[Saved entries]
————

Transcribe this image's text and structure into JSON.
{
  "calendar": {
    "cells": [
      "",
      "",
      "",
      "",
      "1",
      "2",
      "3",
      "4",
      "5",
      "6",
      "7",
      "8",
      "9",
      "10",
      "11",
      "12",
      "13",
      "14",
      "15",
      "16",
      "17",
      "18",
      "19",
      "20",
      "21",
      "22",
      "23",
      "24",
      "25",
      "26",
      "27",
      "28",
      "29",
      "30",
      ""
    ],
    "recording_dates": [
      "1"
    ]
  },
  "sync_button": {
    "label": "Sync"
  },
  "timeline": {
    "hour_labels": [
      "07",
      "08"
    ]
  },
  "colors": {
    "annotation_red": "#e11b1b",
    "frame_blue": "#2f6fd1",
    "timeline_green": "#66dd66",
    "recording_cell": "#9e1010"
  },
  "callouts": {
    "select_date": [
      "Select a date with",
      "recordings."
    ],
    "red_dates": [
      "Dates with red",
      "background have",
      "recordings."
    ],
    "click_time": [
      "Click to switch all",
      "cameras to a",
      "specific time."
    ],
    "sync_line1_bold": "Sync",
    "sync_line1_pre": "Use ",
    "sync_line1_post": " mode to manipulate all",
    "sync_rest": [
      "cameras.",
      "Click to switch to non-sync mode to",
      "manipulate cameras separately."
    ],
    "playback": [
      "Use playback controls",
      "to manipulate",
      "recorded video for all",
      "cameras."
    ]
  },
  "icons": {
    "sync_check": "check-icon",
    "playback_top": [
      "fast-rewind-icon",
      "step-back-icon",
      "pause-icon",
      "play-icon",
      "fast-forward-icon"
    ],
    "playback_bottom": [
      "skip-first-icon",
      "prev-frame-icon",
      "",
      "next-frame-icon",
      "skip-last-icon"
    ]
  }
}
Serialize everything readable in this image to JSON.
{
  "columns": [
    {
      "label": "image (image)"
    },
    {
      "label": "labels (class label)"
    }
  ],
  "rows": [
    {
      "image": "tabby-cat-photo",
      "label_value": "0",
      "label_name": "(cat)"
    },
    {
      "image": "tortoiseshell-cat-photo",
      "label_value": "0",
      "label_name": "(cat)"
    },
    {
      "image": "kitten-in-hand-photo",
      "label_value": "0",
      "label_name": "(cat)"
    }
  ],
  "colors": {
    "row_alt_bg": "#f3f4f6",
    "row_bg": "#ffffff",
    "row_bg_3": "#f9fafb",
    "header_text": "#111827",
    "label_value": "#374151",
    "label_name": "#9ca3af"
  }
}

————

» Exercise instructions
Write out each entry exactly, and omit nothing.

» Problem solution
Transcribe this image's text and structure into JSON.
{
  "calendar": {
    "cells": [
      "",
      "",
      "",
      "",
      "1",
      "2",
      "3",
      "4",
      "5",
      "6",
      "7",
      "8",
      "9",
      "10",
      "11",
      "12",
      "13",
      "14",
      "15",
      "16",
      "17",
      "18",
      "19",
      "20",
      "21",
      "22",
      "23",
      "24",
      "25",
      "26",
      "27",
      "28",
      "29",
      "30",
      ""
    ],
    "recording_dates": [
      "1"
    ]
  },
  "sync_button": {
    "label": "Sync"
  },
  "timeline": {
    "hour_labels": [
      "07",
      "08"
    ]
  },
  "colors": {
    "annotation_red": "#e11b1b",
    "frame_blue": "#2f6fd1",
    "timeline_green": "#66dd66",
    "recording_cell": "#9e1010"
  },
  "callouts": {
    "select_date": [
      "Select a date with",
      "recordings."
    ],
    "red_dates": [
      "Dates with red",
      "background have",
      "recordings."
    ],
    "click_time": [
      "Click to switch all",
      "cameras to a",
      "specific time."
    ],
    "sync_line1_bold": "Sync",
    "sync_line1_pre": "Use ",
    "sync_line1_post": " mode to manipulate all",
    "sync_rest": [
      "cameras.",
      "Click to switch to non-sync mode to",
      "manipulate cameras separately."
    ],
    "playback": [
      "Use playback controls",
      "to manipulate",
      "recorded video for all",
      "cameras."
    ]
  },
  "icons": {
    "sync_check": "check-icon",
    "playback_top": [
      "fast-rewind-icon",
      "step-back-icon",
      "pause-icon",
      "play-icon",
      "fast-forward-icon"
    ],
    "playback_bottom": [
      "skip-first-icon",
      "prev-frame-icon",
      "",
      "next-frame-icon",
      "skip-last-icon"
    ]
  }
}
Serialize everything readable in this image to JSON.
{
  "columns": [
    {
      "label": "image (image)"
    },
    {
      "label": "labels (class label)"
    }
  ],
  "rows": [
    {
      "image": "tabby-cat-photo",
      "label_value": "0",
      "label_name": "(cat)"
    },
    {
      "image": "tortoiseshell-cat-photo",
      "label_value": "0",
      "label_name": "(cat)"
    },
    {
      "image": "kitten-in-hand-photo",
      "label_value": "0",
      "label_name": "(cat)"
    }
  ],
  "colors": {
    "row_alt_bg": "#f3f4f6",
    "row_bg": "#ffffff",
    "row_bg_3": "#f9fafb",
    "header_text": "#111827",
    "label_value": "#374151",
    "label_name": "#9ca3af"
  }
}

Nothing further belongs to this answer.